(WORK ORDER):
Look through the entries below, please, and copy every line with the word "icon".

(Records from a collection)
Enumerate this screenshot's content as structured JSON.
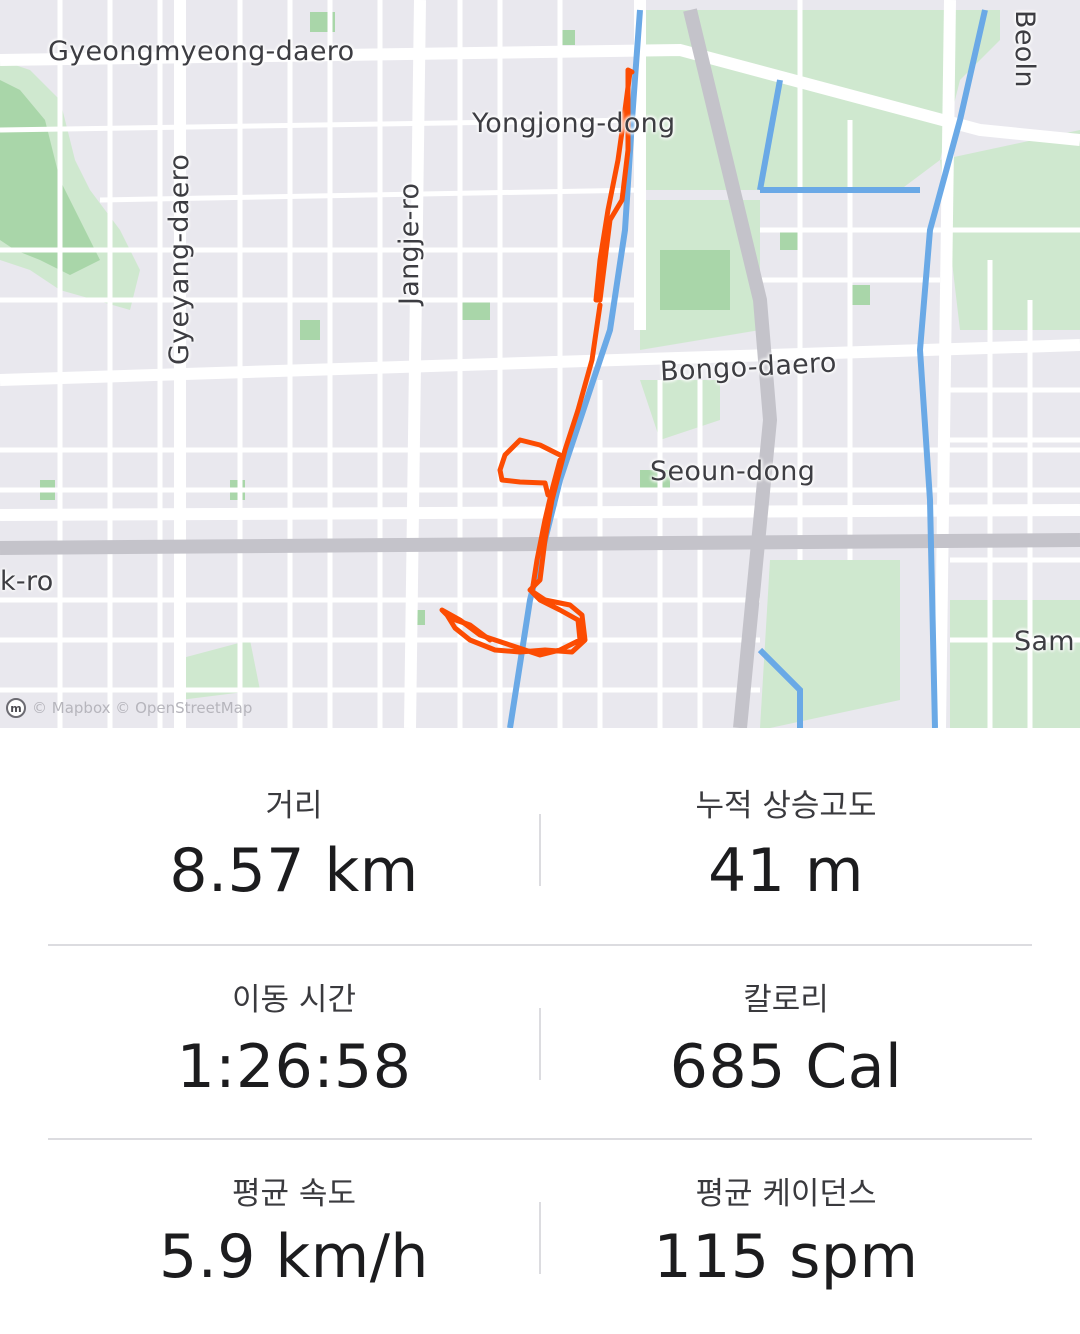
{
  "map": {
    "labels": {
      "gyeongmyeong": "Gyeongmyeong-daero",
      "yongjong": "Yongjong-dong",
      "gyeyang": "Gyeyang-daero",
      "jangje": "Jangje-ro",
      "bongo": "Bongo-daero",
      "seoun": "Seoun-dong",
      "kro": "k-ro",
      "beoln": "Beoln",
      "sam": "Sam"
    },
    "attribution": "© Mapbox © OpenStreetMap",
    "route_color": "#fc4c02"
  },
  "stats": {
    "distance": {
      "label": "거리",
      "value": "8.57 km"
    },
    "elevation_gain": {
      "label": "누적 상승고도",
      "value": "41 m"
    },
    "moving_time": {
      "label": "이동 시간",
      "value": "1:26:58"
    },
    "calories": {
      "label": "칼로리",
      "value": "685 Cal"
    },
    "avg_speed": {
      "label": "평균 속도",
      "value": "5.9 km/h"
    },
    "avg_cadence": {
      "label": "평균 케이던스",
      "value": "115 spm"
    }
  }
}
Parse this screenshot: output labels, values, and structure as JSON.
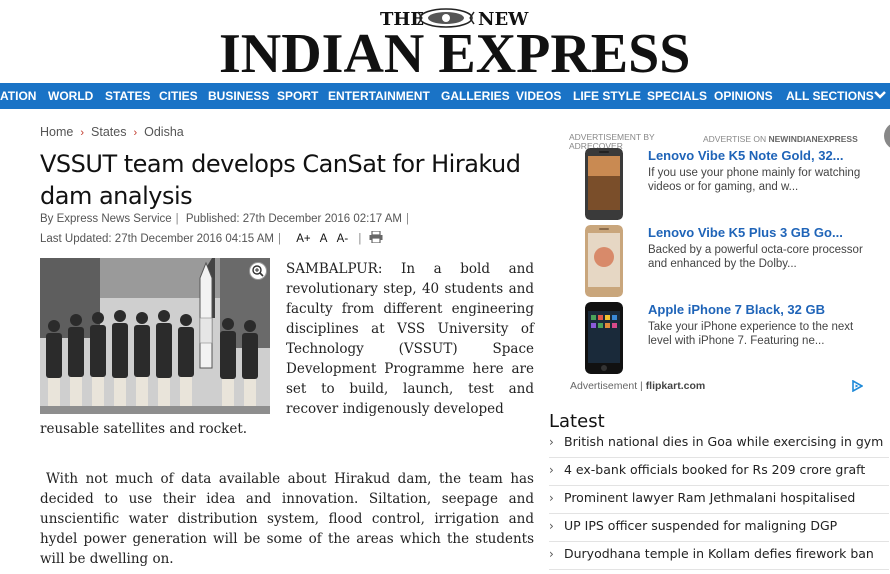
{
  "masthead": {
    "the": "THE",
    "new": "NEW",
    "name": "INDIAN EXPRESS"
  },
  "nav": {
    "items": [
      "ATION",
      "WORLD",
      "STATES",
      "CITIES",
      "BUSINESS",
      "SPORT",
      "ENTERTAINMENT",
      "GALLERIES",
      "VIDEOS",
      "LIFE STYLE",
      "SPECIALS",
      "OPINIONS",
      "ALL SECTIONS"
    ],
    "color": "#1a73c6"
  },
  "breadcrumb": {
    "home": "Home",
    "states": "States",
    "odisha": "Odisha",
    "separator": "›"
  },
  "article": {
    "headline": "VSSUT team develops CanSat for Hirakud dam analysis",
    "author": "By Express News Service",
    "published": "Published: 27th December 2016 02:17 AM",
    "updated": "Last Updated: 27th December 2016 04:15 AM",
    "font_size": {
      "inc": "A+",
      "normal": "A",
      "dec": "A-"
    },
    "para1_top": "SAMBALPUR: In a bold and revolutionary step, 40 students and faculty from different engineering disciplines at VSS University of Technology (VSSUT) Space Development Programme here are set to build, launch, test and recover indigenously developed",
    "para1_bottom": "reusable satellites and rocket.",
    "para2": "With not much of data available about Hirakud dam, the team has decided to use their idea and innovation. Siltation, seepage and unscientific water distribution system, flood control, irrigation and hydel power generation will be some of the areas which the students will be dwelling on."
  },
  "ads": {
    "label_left": "ADVERTISEMENT BY ADRECOVER",
    "label_right_prefix": "ADVERTISE ON ",
    "label_right_site": "NEWINDIANEXPRESS",
    "items": [
      {
        "title": "Lenovo Vibe K5 Note Gold, 32...",
        "desc": "If you use your phone mainly for watching videos or for gaming, and w..."
      },
      {
        "title": "Lenovo Vibe K5 Plus 3 GB Go...",
        "desc": "Backed by a powerful octa-core processor and enhanced by the Dolby..."
      },
      {
        "title": "Apple iPhone 7 Black, 32 GB",
        "desc": "Take your iPhone experience to the next level with iPhone 7. Featuring ne..."
      }
    ],
    "footer_prefix": "Advertisement | ",
    "footer_brand": "flipkart.com",
    "accent": "#1f64b8"
  },
  "latest": {
    "title": "Latest",
    "items": [
      "British national dies in Goa while exercising in gym",
      "4 ex-bank officials booked for Rs 209 crore graft",
      "Prominent lawyer Ram Jethmalani hospitalised",
      "UP IPS officer suspended for maligning DGP",
      "Duryodhana temple in Kollam defies firework ban"
    ]
  }
}
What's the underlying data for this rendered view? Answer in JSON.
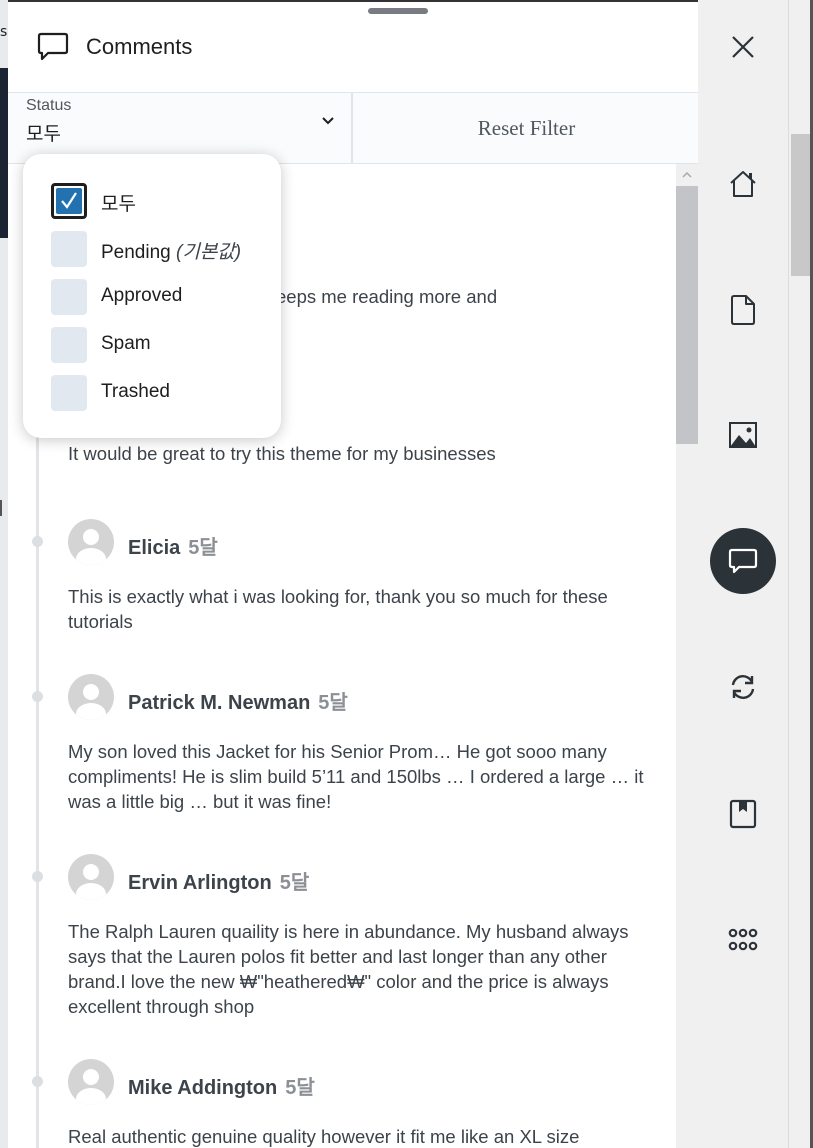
{
  "header": {
    "title": "Comments",
    "icon": "comment-icon"
  },
  "filter": {
    "status_label": "Status",
    "status_value": "모두",
    "reset_label": "Reset Filter"
  },
  "dropdown": {
    "options": [
      {
        "label": "모두",
        "note": "",
        "checked": true
      },
      {
        "label": "Pending",
        "note": "(기본값)",
        "checked": false
      },
      {
        "label": "Approved",
        "note": "",
        "checked": false
      },
      {
        "label": "Spam",
        "note": "",
        "checked": false
      },
      {
        "label": "Trashed",
        "note": "",
        "checked": false
      }
    ]
  },
  "partial_comment_text": "eeps me reading more and",
  "comments": [
    {
      "author": "",
      "time": "",
      "text": "It would be great to try this theme for my businesses"
    },
    {
      "author": "Elicia",
      "time": "5달",
      "text": "This is exactly what i was looking for, thank you so much for these tutorials"
    },
    {
      "author": "Patrick M. Newman",
      "time": "5달",
      "text": "My son loved this Jacket for his Senior Prom… He got sooo many compliments! He is slim build 5’11 and 150lbs … I ordered a large … it was a little big … but it was fine!"
    },
    {
      "author": "Ervin Arlington",
      "time": "5달",
      "text": "The Ralph Lauren quaility is here in abundance. My husband always says that the Lauren polos fit better and last longer than any other brand.I love the new ₩\"heathered₩\" color and the price is always excellent through shop"
    },
    {
      "author": "Mike Addington",
      "time": "5달",
      "text": "Real authentic genuine quality however it fit me like an XL size"
    }
  ],
  "dock": {
    "items": [
      "home-icon",
      "page-icon",
      "image-icon",
      "comment-icon",
      "sync-icon",
      "bookmark-icon",
      "apps-icon"
    ],
    "active": "comment-icon",
    "close_icon": "close-icon"
  },
  "colors": {
    "accent": "#2271b1",
    "dock_active": "#2c3338",
    "dock_bg": "#f0f0f1"
  }
}
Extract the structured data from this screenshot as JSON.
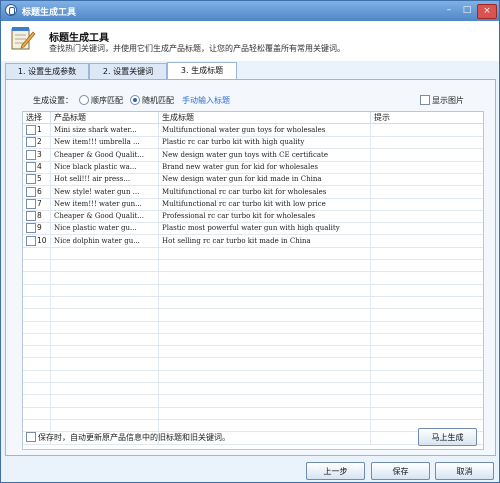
{
  "window": {
    "title": "标题生成工具"
  },
  "titlebar_buttons": {
    "minimize": "–",
    "maximize": "□",
    "close": "×"
  },
  "header": {
    "title": "标题生成工具",
    "subtitle": "查找热门关键词，并使用它们生成产品标题，让您的产品轻松覆盖所有常用关键词。"
  },
  "tabs": [
    {
      "label": "1. 设置生成参数",
      "active": false
    },
    {
      "label": "2. 设置关键词",
      "active": false
    },
    {
      "label": "3. 生成标题",
      "active": true
    }
  ],
  "settings": {
    "label": "生成设置：",
    "option_sequential": "顺序匹配",
    "option_random": "随机匹配",
    "selected": "random",
    "manual_link": "手动输入标题",
    "show_image": "显示图片"
  },
  "table": {
    "headers": [
      "选择",
      "产品标题",
      "生成标题",
      "提示"
    ],
    "rows": [
      {
        "num": "1",
        "product": "Mini size shark water...",
        "generated": "Multifunctional water gun toys for wholesales"
      },
      {
        "num": "2",
        "product": "New item!!! umbrella ...",
        "generated": "Plastic rc car turbo kit with high quality"
      },
      {
        "num": "3",
        "product": "Cheaper & Good Qualit...",
        "generated": "New design water gun toys with CE certificate"
      },
      {
        "num": "4",
        "product": "Nice black plastic wa...",
        "generated": "Brand new water gun for kid for wholesales"
      },
      {
        "num": "5",
        "product": "Hot sell!!! air press...",
        "generated": "New design water gun for kid made in China"
      },
      {
        "num": "6",
        "product": "New style! water gun ...",
        "generated": "Multifunctional rc car turbo kit for wholesales"
      },
      {
        "num": "7",
        "product": "New item!!! water gun...",
        "generated": "Multifunctional rc car turbo kit with low price"
      },
      {
        "num": "8",
        "product": "Cheaper & Good Qualit...",
        "generated": "Professional rc car turbo kit for wholesales"
      },
      {
        "num": "9",
        "product": "Nice plastic water gu...",
        "generated": "Plastic most powerful water gun with high quality"
      },
      {
        "num": "10",
        "product": "Nice dolphin water gu...",
        "generated": "Hot selling rc car turbo kit made in China"
      }
    ]
  },
  "save_option": "保存时，自动更新原产品信息中的旧标题和旧关键词。",
  "buttons": {
    "generate": "马上生成",
    "prev": "上一步",
    "save": "保存",
    "cancel": "取消"
  }
}
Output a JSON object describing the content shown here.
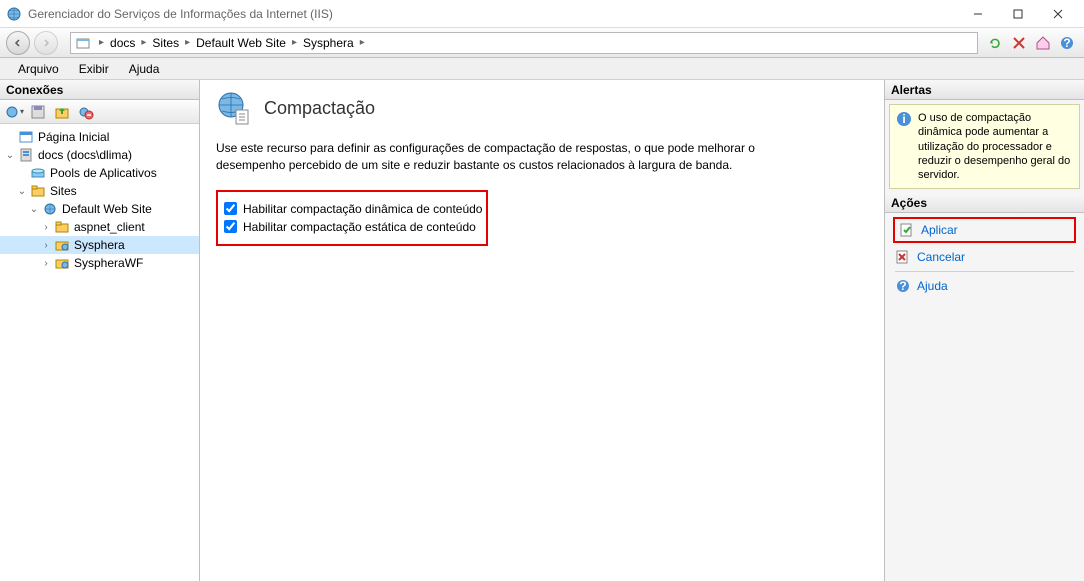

(TASK ANSWER):
    "icon": "comment-icon"
      "home-icon",
      "page-icon",
      "image-icon",
      "comment-icon",
      "sync-icon",
      "bookmark-icon",
      "apps-icon"
    "active": "comment-icon",
    "close_icon": "close-icon"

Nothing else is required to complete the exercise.